* Goal of the exercise
Taking the line with "Read all visible content and emit it as JSON." as the start, reproduce every line until the records end, exactly and with nothing added.

* Information given

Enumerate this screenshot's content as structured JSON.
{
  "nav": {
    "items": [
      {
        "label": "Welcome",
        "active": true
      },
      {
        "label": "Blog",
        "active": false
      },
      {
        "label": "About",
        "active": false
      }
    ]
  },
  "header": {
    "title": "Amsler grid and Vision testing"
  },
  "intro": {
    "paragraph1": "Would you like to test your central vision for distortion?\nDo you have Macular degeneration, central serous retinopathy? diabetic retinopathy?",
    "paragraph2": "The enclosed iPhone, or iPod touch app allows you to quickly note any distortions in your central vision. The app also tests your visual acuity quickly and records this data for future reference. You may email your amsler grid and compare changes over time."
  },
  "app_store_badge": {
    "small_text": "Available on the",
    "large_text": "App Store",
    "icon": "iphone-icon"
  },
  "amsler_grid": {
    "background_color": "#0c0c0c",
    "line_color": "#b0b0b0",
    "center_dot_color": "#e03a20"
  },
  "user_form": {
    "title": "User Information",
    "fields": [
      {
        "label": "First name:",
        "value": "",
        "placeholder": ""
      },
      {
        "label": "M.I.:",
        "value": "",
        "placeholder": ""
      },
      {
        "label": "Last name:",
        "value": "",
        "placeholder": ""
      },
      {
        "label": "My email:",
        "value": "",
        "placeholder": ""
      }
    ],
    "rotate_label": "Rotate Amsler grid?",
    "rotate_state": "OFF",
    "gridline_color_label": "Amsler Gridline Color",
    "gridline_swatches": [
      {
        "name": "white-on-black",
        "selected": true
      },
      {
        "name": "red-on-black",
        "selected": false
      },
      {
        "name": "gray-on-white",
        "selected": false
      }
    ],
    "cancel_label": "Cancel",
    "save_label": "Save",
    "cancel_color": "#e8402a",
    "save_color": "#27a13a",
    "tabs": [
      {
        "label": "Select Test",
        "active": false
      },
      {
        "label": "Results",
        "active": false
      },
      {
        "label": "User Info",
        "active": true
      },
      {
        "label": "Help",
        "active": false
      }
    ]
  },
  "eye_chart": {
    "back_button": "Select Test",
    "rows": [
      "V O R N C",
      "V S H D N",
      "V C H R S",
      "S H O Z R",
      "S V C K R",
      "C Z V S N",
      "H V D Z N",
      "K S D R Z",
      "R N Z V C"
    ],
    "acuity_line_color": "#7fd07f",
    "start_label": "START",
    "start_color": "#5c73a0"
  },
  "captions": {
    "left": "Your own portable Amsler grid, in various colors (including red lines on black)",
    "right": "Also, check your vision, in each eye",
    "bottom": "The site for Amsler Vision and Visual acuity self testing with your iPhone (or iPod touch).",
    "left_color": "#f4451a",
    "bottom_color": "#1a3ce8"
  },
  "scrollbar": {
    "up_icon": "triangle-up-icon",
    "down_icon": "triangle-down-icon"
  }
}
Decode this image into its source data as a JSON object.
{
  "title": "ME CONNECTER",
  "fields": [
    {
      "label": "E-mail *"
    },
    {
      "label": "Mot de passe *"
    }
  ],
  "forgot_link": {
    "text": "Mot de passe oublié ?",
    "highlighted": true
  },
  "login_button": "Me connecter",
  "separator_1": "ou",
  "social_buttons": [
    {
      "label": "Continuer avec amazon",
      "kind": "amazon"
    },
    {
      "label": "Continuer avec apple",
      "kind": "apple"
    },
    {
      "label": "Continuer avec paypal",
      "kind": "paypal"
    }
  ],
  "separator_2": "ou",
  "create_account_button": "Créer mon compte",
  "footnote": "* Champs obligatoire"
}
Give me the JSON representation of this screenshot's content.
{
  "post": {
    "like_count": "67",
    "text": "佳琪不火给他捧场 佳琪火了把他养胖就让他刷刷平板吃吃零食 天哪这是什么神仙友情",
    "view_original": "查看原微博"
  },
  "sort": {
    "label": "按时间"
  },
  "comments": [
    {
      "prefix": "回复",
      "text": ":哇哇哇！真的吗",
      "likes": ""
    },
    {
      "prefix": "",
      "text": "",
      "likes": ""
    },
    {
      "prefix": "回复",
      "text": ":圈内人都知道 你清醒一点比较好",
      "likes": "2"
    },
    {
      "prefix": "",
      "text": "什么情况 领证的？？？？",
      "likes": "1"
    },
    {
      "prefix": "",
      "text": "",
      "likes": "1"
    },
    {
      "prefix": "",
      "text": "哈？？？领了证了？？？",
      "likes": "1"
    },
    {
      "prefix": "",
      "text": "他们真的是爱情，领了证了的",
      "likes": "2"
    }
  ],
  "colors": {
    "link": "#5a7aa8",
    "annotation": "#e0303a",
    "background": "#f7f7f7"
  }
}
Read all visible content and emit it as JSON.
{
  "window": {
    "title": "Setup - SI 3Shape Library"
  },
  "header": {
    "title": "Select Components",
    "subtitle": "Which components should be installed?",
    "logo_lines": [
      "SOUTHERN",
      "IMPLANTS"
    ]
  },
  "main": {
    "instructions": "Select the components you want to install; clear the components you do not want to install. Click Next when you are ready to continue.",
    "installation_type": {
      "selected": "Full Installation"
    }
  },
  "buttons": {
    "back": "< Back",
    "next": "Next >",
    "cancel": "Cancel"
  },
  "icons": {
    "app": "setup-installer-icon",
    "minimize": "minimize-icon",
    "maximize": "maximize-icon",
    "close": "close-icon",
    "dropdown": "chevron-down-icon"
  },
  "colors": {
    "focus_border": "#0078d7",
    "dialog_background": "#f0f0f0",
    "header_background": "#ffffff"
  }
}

* Solution for this problem
Read all visible content and emit it as JSON.
{
  "window": {
    "title": "Setup - SI 3Shape Library"
  },
  "header": {
    "title": "Select Components",
    "subtitle": "Which components should be installed?",
    "logo_lines": [
      "SOUTHERN",
      "IMPLANTS"
    ]
  },
  "main": {
    "instructions": "Select the components you want to install; clear the components you do not want to install. Click Next when you are ready to continue.",
    "installation_type": {
      "selected": "Full Installation"
    }
  },
  "buttons": {
    "back": "< Back",
    "next": "Next >",
    "cancel": "Cancel"
  },
  "icons": {
    "app": "setup-installer-icon",
    "minimize": "minimize-icon",
    "maximize": "maximize-icon",
    "close": "close-icon",
    "dropdown": "chevron-down-icon"
  },
  "colors": {
    "focus_border": "#0078d7",
    "dialog_background": "#f0f0f0",
    "header_background": "#ffffff"
  }
}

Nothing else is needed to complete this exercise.